REQUIRED WORK: Give all the lines below again, exactly, with no pictures.

----- SOURCE DATA -----

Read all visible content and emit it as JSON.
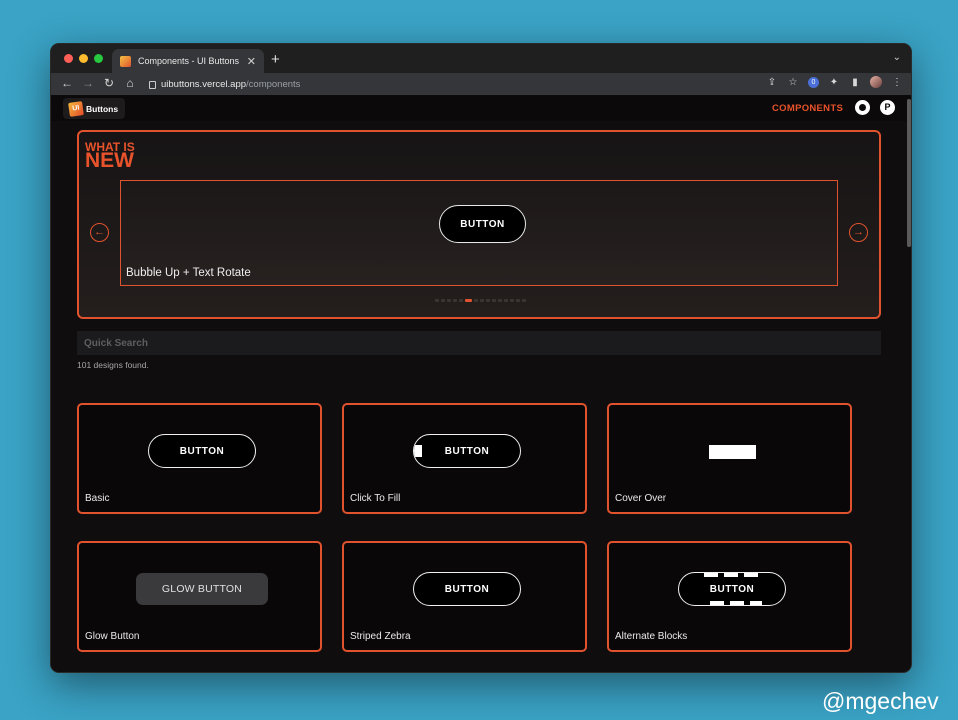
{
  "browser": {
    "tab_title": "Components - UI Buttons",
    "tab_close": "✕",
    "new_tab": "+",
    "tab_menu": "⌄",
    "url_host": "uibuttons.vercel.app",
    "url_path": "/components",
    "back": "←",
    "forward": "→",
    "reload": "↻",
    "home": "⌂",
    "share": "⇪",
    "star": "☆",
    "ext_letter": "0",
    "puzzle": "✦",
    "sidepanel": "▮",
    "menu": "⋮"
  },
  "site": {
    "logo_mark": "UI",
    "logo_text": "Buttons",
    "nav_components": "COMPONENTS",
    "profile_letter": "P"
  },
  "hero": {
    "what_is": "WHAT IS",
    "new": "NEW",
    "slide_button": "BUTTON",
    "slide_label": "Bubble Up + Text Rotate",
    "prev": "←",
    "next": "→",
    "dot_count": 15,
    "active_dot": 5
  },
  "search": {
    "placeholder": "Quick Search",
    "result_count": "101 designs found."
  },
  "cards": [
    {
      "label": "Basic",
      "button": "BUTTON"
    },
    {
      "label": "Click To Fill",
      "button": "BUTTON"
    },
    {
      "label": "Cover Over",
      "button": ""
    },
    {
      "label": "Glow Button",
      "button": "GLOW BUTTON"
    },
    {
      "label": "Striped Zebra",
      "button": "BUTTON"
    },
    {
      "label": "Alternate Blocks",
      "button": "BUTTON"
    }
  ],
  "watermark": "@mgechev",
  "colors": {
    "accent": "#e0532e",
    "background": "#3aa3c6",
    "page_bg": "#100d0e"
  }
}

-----

EXERCISE OUTPUT:
Read all visible content and emit it as JSON.
{
  "browser": {
    "tab_title": "Components - UI Buttons",
    "tab_close": "✕",
    "new_tab": "+",
    "tab_menu": "⌄",
    "url_host": "uibuttons.vercel.app",
    "url_path": "/components",
    "back": "←",
    "forward": "→",
    "reload": "↻",
    "home": "⌂",
    "share": "⇪",
    "star": "☆",
    "ext_letter": "0",
    "puzzle": "✦",
    "sidepanel": "▮",
    "menu": "⋮"
  },
  "site": {
    "logo_mark": "UI",
    "logo_text": "Buttons",
    "nav_components": "COMPONENTS",
    "profile_letter": "P"
  },
  "hero": {
    "what_is": "WHAT IS",
    "new": "NEW",
    "slide_button": "BUTTON",
    "slide_label": "Bubble Up + Text Rotate",
    "prev": "←",
    "next": "→",
    "dot_count": 15,
    "active_dot": 5
  },
  "search": {
    "placeholder": "Quick Search",
    "result_count": "101 designs found."
  },
  "cards": [
    {
      "label": "Basic",
      "button": "BUTTON"
    },
    {
      "label": "Click To Fill",
      "button": "BUTTON"
    },
    {
      "label": "Cover Over",
      "button": ""
    },
    {
      "label": "Glow Button",
      "button": "GLOW BUTTON"
    },
    {
      "label": "Striped Zebra",
      "button": "BUTTON"
    },
    {
      "label": "Alternate Blocks",
      "button": "BUTTON"
    }
  ],
  "watermark": "@mgechev",
  "colors": {
    "accent": "#e0532e",
    "background": "#3aa3c6",
    "page_bg": "#100d0e"
  }
}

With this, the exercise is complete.